Browsing SDZWA Research Publications by Subject "HERBIVORES"
Now showing items 1-4 of 4
5.3 Grazing...The information in this guide is organized into sections based on similarities in the certain techniques— either how they are applied or how they control a weed.... Grazing by cattle, sheep, and goats can be used as a technique for controlling weeds. There are differences in effectiveness among grazers depending on weed species and environments being targeted, but in general grazing (herbivory) for weed control varies more by the plants being grazed than the animals grazing them....
Guidelines for large herbivore translocation simplified: black rhinoceros case study...We apply a 25‐year (1981–2005) data base including 89 reintroduction and 102 restocking events that released 682 black rhinoceros Diceros bicornis into 81 reserves to test 24 hypotheses for translocation success, defined as survival to 1 year post‐release. We made information‐theoretic comparisons of hypotheses represented as hierarchical models incorporating random effects for reserve and release cohort predictors of death....
Landscape-level changes to large mammal space use in response to a pastoralist incursionPastoralists and their livestock have long competed with wildlife over access to grazing on shared rangelands. In the dynamic 21st century however, the configuration and quality of these rangelands is changing rapidly. Climate change processes, human range expansion, and the fragmentation and degradation of rangeland habitat have increased competition between pastoralist livestock and wildlife. Interactions of this type are particularly apparent in East Africa, and perhaps most obvious in northern Kenya. In 2017, following months of intense drought, a pastoralist incursion of a protected area (Loisaba Conservancy) occurred in Laikipia County, Kenya. An estimated 40,000 livestock were herded onto the conservancy by armed pastoralists where the cattle were grazed for approximately three months. Using 53 camera trap sites across the 226 km2 conservancy, we quantified spatial patterns in site visitation rates (via spatially-explicit, temporally-dynamic Bayesian models) for seven species of large mammalian herbivores in the three-month period directly before, during, and after the incursion. We detected significant changes in space use of all large mammalian herbivores during the incursion. Furthermore, these patterns did not return to their pre-incursion state in the three-month period after the pastoralists and their livestock left the conservancy. Thus, in addition to reduced site vitiation rates for these large mammalian herbivores, we also detected considerable displacement in response to the livestock incursion. Our results illustrate that pastoralist incursions can cause large-scale disruptions of wildlife space use, supporting the notion that livestock can competitively exclude large mammalian herbivores from grazing access. We discuss the implications of this research for applied management decisions designed to alleviate competition among wildlife and pastoralist livestock for the benefit of wildlife conservation and pastoralist well-being.

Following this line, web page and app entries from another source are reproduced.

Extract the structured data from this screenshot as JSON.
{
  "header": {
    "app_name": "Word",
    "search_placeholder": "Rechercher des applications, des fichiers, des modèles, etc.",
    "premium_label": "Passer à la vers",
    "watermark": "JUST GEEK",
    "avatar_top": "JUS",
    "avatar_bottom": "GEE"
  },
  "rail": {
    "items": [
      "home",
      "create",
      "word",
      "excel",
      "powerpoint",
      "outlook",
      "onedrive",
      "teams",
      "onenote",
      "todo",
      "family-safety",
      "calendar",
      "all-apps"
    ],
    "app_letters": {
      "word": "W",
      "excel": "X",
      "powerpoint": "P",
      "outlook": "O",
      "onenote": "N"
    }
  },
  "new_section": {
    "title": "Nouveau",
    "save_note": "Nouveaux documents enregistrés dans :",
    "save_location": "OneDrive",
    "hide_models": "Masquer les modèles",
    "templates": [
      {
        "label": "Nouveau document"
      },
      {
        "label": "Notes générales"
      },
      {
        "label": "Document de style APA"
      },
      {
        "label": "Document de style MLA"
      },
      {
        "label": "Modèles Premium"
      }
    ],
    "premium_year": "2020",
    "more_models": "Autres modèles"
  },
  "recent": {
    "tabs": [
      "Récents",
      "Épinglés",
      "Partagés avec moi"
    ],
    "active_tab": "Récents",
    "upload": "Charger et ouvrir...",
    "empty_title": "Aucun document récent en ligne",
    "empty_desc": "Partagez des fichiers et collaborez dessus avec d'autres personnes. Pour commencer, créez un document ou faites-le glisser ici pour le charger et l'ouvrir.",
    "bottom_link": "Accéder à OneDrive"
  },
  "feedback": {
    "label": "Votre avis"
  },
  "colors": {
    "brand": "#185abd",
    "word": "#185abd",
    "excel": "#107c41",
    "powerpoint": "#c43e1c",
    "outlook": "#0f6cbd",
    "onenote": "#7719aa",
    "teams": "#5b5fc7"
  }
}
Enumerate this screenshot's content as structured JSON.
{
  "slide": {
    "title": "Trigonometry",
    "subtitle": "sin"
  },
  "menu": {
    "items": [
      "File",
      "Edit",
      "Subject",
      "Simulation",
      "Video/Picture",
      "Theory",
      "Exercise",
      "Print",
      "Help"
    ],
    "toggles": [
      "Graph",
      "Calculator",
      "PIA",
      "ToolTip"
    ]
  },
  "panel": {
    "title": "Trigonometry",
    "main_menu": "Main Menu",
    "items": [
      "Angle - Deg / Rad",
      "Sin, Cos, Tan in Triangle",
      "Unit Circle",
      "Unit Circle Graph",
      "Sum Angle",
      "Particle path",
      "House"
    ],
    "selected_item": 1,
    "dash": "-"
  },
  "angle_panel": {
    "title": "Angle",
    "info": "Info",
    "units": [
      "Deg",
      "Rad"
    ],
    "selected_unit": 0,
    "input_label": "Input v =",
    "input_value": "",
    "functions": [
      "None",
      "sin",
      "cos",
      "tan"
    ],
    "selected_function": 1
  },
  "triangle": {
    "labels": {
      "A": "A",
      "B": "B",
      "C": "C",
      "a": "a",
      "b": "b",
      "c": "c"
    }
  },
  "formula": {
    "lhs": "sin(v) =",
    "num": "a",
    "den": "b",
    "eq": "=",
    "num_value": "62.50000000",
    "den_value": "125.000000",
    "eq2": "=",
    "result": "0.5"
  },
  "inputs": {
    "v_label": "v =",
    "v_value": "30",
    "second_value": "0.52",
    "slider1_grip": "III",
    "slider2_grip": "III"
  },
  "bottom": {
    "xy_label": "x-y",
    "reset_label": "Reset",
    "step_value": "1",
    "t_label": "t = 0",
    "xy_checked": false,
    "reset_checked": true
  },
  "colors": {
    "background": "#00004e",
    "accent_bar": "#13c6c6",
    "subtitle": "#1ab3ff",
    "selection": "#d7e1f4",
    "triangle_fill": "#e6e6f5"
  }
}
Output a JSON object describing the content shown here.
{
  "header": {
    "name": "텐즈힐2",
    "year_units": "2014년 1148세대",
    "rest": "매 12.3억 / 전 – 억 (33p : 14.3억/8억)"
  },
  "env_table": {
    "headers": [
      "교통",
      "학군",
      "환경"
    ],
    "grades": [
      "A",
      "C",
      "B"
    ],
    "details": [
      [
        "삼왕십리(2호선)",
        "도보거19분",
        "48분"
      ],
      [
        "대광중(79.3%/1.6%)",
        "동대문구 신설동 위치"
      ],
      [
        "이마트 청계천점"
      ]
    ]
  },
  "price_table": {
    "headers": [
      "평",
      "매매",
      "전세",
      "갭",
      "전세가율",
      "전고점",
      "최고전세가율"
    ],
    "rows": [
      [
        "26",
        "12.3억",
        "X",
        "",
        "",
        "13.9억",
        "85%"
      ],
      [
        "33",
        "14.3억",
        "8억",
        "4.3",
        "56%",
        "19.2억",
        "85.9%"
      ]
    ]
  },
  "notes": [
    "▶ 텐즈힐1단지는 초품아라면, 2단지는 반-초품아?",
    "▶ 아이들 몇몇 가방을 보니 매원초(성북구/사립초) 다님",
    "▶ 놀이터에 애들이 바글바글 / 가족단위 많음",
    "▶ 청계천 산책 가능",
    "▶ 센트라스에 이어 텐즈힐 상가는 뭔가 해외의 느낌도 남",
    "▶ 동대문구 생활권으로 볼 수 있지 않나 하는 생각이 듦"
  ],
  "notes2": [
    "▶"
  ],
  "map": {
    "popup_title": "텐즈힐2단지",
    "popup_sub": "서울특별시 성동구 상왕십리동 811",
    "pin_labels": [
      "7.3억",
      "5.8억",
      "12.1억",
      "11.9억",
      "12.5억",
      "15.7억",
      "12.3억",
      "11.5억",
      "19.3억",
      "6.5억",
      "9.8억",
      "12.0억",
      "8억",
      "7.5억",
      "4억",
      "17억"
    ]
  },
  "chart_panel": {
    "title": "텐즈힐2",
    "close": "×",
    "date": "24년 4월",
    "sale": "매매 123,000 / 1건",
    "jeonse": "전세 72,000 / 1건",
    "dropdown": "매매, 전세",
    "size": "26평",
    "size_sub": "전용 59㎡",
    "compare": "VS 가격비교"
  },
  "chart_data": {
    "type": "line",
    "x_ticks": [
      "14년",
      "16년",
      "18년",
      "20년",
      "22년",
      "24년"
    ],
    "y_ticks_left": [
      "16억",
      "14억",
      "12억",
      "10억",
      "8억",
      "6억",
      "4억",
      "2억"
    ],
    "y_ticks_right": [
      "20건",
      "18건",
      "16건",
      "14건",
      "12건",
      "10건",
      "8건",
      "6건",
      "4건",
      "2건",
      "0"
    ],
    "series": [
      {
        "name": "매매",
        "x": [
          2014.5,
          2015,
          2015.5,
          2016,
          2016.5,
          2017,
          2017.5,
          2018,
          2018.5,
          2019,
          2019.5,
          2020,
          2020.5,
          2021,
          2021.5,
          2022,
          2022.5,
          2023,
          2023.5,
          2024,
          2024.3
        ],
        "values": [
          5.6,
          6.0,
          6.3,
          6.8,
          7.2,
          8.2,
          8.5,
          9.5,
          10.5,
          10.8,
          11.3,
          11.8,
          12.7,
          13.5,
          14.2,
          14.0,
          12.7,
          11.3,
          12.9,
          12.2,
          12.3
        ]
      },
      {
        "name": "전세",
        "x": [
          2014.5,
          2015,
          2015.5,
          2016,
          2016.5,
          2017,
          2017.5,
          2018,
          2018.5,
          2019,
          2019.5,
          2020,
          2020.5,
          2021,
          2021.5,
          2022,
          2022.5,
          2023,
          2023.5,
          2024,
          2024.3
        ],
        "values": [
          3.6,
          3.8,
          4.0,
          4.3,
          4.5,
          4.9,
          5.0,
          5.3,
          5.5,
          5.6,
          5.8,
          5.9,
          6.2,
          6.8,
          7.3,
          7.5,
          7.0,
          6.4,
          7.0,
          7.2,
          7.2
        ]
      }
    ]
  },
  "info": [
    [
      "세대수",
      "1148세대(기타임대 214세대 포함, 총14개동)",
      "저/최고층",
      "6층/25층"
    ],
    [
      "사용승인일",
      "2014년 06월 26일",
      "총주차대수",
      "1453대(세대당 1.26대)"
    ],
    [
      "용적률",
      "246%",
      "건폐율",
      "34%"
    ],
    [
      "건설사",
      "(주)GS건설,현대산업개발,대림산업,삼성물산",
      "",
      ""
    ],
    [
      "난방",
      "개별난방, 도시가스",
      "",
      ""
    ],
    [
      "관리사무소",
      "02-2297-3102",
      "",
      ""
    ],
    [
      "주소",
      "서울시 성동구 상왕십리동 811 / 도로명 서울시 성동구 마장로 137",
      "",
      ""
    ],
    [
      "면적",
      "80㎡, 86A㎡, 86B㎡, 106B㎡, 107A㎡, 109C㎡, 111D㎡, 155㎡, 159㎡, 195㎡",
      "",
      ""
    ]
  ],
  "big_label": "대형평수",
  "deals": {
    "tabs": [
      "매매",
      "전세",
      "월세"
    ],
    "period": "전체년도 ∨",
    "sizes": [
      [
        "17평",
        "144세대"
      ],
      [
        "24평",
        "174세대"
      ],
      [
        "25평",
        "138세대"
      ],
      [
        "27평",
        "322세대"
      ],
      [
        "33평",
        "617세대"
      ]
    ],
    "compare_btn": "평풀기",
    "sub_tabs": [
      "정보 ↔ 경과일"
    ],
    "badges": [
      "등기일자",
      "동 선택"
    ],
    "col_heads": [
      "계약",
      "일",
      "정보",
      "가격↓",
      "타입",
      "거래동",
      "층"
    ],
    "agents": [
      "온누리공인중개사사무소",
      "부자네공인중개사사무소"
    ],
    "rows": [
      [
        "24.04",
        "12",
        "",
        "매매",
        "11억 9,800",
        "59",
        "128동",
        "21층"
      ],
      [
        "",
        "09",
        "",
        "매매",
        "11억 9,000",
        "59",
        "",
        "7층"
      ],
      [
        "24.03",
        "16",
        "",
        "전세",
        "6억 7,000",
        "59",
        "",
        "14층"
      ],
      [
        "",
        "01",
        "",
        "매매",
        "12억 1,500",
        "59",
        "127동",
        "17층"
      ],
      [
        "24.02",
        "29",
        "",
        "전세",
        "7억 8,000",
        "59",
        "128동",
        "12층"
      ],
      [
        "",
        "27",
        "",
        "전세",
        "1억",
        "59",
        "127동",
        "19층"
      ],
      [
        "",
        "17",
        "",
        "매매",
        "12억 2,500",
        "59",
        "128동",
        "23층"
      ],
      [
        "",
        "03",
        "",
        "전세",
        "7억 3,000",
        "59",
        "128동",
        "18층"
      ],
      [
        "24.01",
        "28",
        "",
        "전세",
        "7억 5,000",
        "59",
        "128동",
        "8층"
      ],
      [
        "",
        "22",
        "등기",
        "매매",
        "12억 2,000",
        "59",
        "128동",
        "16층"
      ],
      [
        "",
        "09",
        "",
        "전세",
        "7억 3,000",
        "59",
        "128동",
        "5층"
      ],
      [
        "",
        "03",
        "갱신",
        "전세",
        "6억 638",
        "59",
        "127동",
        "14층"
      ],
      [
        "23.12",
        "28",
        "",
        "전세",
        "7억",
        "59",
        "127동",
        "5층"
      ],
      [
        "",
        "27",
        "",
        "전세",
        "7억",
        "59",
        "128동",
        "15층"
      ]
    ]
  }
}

Source–sink population dynamics and sustainable leaf harvesting of the understory palm Chamaedorea radicalisIn this study we assessed the sustainability of leaf harvesting of the palm Chamaedorea radicalis by modeling the dynamics of harvested populations using stage-structured transition matrices. Within the study site, El Cielo Biosphere Reserve, palm demography and population growth is dependent on substrate type; a relationship that is due to the role of rock outcrops as a refuge from herbivory by free-ranging livestock....